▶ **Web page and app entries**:
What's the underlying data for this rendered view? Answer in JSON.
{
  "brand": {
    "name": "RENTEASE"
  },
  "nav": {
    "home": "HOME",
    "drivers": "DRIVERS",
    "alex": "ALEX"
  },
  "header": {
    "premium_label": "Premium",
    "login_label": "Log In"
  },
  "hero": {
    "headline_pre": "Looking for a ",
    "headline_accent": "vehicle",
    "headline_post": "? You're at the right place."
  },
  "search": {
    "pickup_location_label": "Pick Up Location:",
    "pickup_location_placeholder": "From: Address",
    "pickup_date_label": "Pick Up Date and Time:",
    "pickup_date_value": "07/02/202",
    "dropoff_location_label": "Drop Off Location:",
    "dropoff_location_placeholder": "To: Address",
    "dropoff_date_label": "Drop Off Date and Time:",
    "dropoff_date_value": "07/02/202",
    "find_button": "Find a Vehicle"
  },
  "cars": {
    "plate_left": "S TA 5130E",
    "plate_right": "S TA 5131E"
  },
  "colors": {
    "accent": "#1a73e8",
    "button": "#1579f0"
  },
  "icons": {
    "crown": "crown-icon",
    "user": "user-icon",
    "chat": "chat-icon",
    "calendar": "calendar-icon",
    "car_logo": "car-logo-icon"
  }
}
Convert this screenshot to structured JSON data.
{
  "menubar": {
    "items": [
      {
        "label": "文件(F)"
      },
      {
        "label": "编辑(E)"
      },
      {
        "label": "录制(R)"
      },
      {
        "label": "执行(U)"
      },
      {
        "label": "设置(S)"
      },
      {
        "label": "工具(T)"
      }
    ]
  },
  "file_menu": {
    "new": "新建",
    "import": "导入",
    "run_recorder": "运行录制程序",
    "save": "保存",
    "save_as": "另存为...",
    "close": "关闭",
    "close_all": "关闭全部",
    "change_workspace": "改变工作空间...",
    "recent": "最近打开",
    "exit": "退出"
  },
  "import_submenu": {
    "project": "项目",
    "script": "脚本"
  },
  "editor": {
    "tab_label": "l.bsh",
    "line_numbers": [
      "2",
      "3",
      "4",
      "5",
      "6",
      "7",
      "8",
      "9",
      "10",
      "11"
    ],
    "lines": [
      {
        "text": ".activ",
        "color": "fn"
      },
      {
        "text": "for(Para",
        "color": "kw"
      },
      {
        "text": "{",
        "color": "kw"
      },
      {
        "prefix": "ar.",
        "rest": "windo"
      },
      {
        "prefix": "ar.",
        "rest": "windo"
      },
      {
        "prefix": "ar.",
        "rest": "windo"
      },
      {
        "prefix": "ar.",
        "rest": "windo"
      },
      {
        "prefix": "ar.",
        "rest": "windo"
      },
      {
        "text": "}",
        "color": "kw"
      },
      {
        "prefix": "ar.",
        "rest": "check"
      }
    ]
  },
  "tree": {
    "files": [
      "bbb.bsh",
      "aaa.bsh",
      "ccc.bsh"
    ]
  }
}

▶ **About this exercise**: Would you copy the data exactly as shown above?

▶ **Response area**:
What's the underlying data for this rendered view? Answer in JSON.
{
  "brand": {
    "name": "RENTEASE"
  },
  "nav": {
    "home": "HOME",
    "drivers": "DRIVERS",
    "alex": "ALEX"
  },
  "header": {
    "premium_label": "Premium",
    "login_label": "Log In"
  },
  "hero": {
    "headline_pre": "Looking for a ",
    "headline_accent": "vehicle",
    "headline_post": "? You're at the right place."
  },
  "search": {
    "pickup_location_label": "Pick Up Location:",
    "pickup_location_placeholder": "From: Address",
    "pickup_date_label": "Pick Up Date and Time:",
    "pickup_date_value": "07/02/202",
    "dropoff_location_label": "Drop Off Location:",
    "dropoff_location_placeholder": "To: Address",
    "dropoff_date_label": "Drop Off Date and Time:",
    "dropoff_date_value": "07/02/202",
    "find_button": "Find a Vehicle"
  },
  "cars": {
    "plate_left": "S TA 5130E",
    "plate_right": "S TA 5131E"
  },
  "colors": {
    "accent": "#1a73e8",
    "button": "#1579f0"
  },
  "icons": {
    "crown": "crown-icon",
    "user": "user-icon",
    "chat": "chat-icon",
    "calendar": "calendar-icon",
    "car_logo": "car-logo-icon"
  }
}
Convert this screenshot to structured JSON data.
{
  "menubar": {
    "items": [
      {
        "label": "文件(F)"
      },
      {
        "label": "编辑(E)"
      },
      {
        "label": "录制(R)"
      },
      {
        "label": "执行(U)"
      },
      {
        "label": "设置(S)"
      },
      {
        "label": "工具(T)"
      }
    ]
  },
  "file_menu": {
    "new": "新建",
    "import": "导入",
    "run_recorder": "运行录制程序",
    "save": "保存",
    "save_as": "另存为...",
    "close": "关闭",
    "close_all": "关闭全部",
    "change_workspace": "改变工作空间...",
    "recent": "最近打开",
    "exit": "退出"
  },
  "import_submenu": {
    "project": "项目",
    "script": "脚本"
  },
  "editor": {
    "tab_label": "l.bsh",
    "line_numbers": [
      "2",
      "3",
      "4",
      "5",
      "6",
      "7",
      "8",
      "9",
      "10",
      "11"
    ],
    "lines": [
      {
        "text": ".activ",
        "color": "fn"
      },
      {
        "text": "for(Para",
        "color": "kw"
      },
      {
        "text": "{",
        "color": "kw"
      },
      {
        "prefix": "ar.",
        "rest": "windo"
      },
      {
        "prefix": "ar.",
        "rest": "windo"
      },
      {
        "prefix": "ar.",
        "rest": "windo"
      },
      {
        "prefix": "ar.",
        "rest": "windo"
      },
      {
        "prefix": "ar.",
        "rest": "windo"
      },
      {
        "text": "}",
        "color": "kw"
      },
      {
        "prefix": "ar.",
        "rest": "check"
      }
    ]
  },
  "tree": {
    "files": [
      "bbb.bsh",
      "aaa.bsh",
      "ccc.bsh"
    ]
  }
}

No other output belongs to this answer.